The teenager was also mom to a 2-year-old daughter Lindsey. Looking back at the night that changed her life, she recalls waking before the sun was up. She says she noticed the light was on, her front door was opened, and that her head hurt. She recalls going to check on her children and not being able to find her son. She says when she walked into the kitchen she found her 3-month-old son in a puddle of blood.
She tells us while at the police station she was yelled at and berated by an officer. She says she was told to admit to killing her baby and that help would be provided to her and she would be able to go home and see her 2-year-old daughter.
“I kept telling him, ‘I didn’t do this. There is no way I would ever hurt my kid’,” she recalls, saying this went on for approximately 8 hours. Michelle says after hours and hours, her only thought was getting out of the room and reuniting with her daughter so she admitted to a crime she never committed, but was never reunited with her daughter.
She was behind bars for 16 years before she got an attorney to take her case on and overturn her conviction, which took an additional 4 years. The Doctors explain that the DNA of the two people found at the crime scene was from her son and the other was the perpetrator. Michelle’s blood type did not match any of the blood types found in the kitchen.
In 2015, Michelle met Jason Flom, of the Wrongful Conviction podcast and The Innocence Project. He explains that Michelle was the first female from Oklahoma to be exonerated through the use of DNA. He tells The Doctors that the judge on Michelle’s case called it “the worst miscarriage of justice” he had ever seen in his 40 years on the bench.
Joining The Doctors, Michelle says life after being falsely incarcerated and spending all of her adult life behind bars has been a “second by second struggle.”

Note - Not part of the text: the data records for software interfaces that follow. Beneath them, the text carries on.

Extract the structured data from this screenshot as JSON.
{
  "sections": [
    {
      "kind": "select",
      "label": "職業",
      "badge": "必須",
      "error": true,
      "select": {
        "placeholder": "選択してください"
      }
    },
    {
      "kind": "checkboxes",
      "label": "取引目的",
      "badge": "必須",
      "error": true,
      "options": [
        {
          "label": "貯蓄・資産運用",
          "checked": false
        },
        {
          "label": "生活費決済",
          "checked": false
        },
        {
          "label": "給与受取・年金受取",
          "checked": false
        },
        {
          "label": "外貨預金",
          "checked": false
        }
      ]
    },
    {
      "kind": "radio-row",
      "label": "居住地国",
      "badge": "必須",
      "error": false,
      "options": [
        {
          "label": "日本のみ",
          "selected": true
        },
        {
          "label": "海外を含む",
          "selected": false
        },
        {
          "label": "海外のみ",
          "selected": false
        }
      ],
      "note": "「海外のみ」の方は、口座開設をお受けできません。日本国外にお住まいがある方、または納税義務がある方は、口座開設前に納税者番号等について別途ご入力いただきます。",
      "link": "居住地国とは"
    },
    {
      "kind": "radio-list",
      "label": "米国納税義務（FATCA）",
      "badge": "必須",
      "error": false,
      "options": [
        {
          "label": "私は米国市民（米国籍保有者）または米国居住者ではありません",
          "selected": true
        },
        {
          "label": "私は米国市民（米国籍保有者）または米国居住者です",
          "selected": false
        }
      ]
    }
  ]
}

“I’m over 40 years old and I’m just learning life,” she says.
Despite being robbed of so many of her formative years, she tells us she has forgiven the system that imprisoned her. “It wouldn’t do me any good to hold on to that,” she says.
Jason explains when he first found out about Michelle’s case he was “rocked to his soul” and astounded with how the system treated her and has vowed to do whatever he can to help her, and hopefully help restore some of what she has lost.
Spending 20 years in jail took its toll on Michelle’s psychical health. She tells us she is dealing with knee issues, bone spurs on her feet and dental issues as a result of what she says was a lack of access to healthcare while in prison. To help with these medical issues, Dental Depot has offered to address her dental issues and orthopedic surgery Dr. Zane Uhland at Oklahoma City Orthopedics has offered to see what can be done about her knee issues.
The Doctor notes that Michelle’s case is an important reminder of what to do if you, or a loved one, is arrested for something you did not do.
“Don’t say anything. Say your name and tell them you want a lawyer and stop talking. That’s so important,” Jason stresses.
See more of Michelle’s story and her emotional and healing reunion with her daughter Lindsey, here.